As of Wednesday, people visiting downtown Seattle can hop on a free shuttle running from Pioneer Square to the Seattle Center—although largely traveling along the waterfront on Alaskan Way S. The bus will run seven days a week from 10 a.m. to 8 p.m. through October 1.
While the shuttle is branded as an option for tourists traveling by car to downtown to make parking easier, it also provides a west-of-Third transportation option that doesn’t currently exist—and is designed to connect to light rail and Amtrak for non-drivers. From 1982 to 2005, a trolley ran along the waterfront, but it was postponed and eventually abandoned due to waterfront tunnel construction. The shuttle bus meant to replace it, Metro route 99, was axed this past March (after a redundant reroute to Third Avenue where most other buses that carry passengers through downtown run).
The Center City Connector streetcar project was set to carry passengers on First, but that project is on hold—perhaps indefinitely—while it’s under review by the mayor’s office. A shuttle spokesperson told Curbed Seattle that the shuttle service is unrelated to the streetcar hold.
The shuttle, branded with the Washington State Department of Transportation (WSDOT) project DowntownSeattleParking.com and operated by the Downtown Seattle Association, is part of the Alaskan Way Viaduct Parking Mitigation Program, designed to mitigate the loss of parking during waterfront construction, State Route 99 tunnel construction, and viaduct demolition.
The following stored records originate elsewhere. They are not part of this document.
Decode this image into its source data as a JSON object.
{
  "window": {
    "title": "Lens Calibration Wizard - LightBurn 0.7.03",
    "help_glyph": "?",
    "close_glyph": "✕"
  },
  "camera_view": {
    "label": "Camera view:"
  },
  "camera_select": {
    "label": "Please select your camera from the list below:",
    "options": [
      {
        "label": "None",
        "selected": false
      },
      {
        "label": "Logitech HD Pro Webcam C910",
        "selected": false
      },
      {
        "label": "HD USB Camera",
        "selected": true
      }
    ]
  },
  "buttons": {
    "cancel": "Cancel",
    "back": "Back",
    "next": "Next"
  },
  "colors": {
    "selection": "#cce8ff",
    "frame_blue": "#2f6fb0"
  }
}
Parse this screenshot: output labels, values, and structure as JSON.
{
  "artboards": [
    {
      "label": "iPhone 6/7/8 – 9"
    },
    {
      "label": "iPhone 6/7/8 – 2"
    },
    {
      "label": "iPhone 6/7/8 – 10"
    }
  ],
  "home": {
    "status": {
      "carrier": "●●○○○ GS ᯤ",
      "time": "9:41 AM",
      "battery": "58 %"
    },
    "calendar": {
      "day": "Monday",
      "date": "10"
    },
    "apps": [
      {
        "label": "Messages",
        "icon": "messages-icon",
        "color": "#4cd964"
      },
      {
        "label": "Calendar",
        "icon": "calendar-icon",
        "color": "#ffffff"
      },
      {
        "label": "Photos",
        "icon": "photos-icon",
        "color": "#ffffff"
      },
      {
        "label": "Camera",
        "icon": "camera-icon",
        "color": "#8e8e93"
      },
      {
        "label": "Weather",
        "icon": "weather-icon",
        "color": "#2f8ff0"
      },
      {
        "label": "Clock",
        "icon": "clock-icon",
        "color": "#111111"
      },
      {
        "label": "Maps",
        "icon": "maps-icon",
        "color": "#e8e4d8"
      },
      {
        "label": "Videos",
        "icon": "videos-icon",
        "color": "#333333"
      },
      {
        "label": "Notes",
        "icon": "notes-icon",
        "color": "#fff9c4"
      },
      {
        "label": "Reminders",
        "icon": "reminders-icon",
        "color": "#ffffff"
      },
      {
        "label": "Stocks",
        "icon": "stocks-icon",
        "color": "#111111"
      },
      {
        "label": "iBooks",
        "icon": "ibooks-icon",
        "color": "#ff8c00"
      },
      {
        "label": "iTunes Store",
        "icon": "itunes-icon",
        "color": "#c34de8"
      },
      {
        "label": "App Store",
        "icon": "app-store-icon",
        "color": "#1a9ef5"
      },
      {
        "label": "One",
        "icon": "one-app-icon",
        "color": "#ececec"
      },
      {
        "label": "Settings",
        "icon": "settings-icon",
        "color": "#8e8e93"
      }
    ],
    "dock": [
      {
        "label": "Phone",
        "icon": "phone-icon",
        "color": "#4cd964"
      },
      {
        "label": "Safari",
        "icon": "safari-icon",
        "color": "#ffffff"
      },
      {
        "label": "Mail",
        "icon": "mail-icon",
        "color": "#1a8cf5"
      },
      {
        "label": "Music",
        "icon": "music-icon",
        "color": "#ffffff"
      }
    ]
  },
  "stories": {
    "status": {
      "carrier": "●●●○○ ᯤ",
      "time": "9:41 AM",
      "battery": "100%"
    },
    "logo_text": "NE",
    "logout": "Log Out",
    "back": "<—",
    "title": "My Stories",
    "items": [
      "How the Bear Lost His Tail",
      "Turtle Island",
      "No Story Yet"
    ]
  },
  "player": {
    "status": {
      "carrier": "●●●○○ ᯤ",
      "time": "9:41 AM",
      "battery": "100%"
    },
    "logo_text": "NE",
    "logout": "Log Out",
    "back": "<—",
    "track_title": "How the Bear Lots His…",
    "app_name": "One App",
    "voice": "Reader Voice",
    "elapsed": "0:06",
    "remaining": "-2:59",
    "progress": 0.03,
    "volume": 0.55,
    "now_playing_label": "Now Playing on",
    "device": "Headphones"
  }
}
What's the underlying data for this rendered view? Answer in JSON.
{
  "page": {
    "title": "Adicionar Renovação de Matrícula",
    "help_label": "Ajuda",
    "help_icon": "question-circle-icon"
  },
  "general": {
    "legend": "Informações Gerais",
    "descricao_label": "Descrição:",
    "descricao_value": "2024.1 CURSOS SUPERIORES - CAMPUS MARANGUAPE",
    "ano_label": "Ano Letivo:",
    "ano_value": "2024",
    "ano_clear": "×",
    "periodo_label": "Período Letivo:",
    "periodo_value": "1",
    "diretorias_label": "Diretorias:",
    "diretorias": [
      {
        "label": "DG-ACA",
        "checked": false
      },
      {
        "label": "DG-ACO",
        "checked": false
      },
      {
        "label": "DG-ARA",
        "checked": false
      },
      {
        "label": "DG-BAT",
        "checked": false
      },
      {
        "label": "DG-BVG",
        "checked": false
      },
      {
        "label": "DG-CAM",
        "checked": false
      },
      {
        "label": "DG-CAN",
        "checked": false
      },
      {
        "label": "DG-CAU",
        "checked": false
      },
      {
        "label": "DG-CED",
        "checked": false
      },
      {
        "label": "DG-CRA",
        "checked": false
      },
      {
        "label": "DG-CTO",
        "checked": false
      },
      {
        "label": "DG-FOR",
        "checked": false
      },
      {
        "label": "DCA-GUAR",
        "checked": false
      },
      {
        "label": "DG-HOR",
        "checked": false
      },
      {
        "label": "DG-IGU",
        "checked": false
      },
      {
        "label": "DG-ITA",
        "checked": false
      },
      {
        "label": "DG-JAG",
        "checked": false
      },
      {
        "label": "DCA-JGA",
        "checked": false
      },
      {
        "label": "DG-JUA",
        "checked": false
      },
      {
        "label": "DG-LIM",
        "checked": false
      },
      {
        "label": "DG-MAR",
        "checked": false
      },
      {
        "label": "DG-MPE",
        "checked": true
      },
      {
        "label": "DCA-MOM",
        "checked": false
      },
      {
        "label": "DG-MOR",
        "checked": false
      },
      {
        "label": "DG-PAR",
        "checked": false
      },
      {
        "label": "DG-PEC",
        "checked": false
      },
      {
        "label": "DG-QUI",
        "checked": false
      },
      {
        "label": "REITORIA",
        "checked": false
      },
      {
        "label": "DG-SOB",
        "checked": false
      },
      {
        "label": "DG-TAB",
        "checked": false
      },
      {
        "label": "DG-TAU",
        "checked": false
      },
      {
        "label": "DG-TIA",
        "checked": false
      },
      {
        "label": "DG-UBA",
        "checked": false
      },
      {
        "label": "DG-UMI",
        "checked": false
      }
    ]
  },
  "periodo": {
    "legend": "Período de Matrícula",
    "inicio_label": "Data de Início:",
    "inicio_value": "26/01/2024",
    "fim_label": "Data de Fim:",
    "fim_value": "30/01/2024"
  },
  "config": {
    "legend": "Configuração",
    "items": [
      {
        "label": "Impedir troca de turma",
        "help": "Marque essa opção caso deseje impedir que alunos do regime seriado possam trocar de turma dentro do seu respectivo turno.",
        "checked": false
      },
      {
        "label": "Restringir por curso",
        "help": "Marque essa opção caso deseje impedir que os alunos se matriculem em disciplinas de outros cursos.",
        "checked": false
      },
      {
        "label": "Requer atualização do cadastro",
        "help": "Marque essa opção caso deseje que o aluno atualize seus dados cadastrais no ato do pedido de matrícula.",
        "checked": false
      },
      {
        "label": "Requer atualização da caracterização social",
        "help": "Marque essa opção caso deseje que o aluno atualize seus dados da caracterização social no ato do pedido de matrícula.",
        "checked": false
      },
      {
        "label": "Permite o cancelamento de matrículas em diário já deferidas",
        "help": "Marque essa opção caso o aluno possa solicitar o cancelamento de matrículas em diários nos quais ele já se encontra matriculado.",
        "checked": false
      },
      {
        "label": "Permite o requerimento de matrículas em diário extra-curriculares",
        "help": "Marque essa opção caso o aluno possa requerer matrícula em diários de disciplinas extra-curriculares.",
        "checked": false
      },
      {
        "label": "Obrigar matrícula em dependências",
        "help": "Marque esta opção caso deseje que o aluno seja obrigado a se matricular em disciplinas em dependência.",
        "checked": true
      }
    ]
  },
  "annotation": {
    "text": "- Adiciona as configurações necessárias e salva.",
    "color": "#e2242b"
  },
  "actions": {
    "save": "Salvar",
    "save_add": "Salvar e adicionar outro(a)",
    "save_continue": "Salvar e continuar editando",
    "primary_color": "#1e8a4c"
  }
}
Waterfront and tunnel construction is just one arm of what city planners are calling the “period of maximum constraint” for Seattle traffic, where multiple road and construction projects are expected to converge onto downtown streets.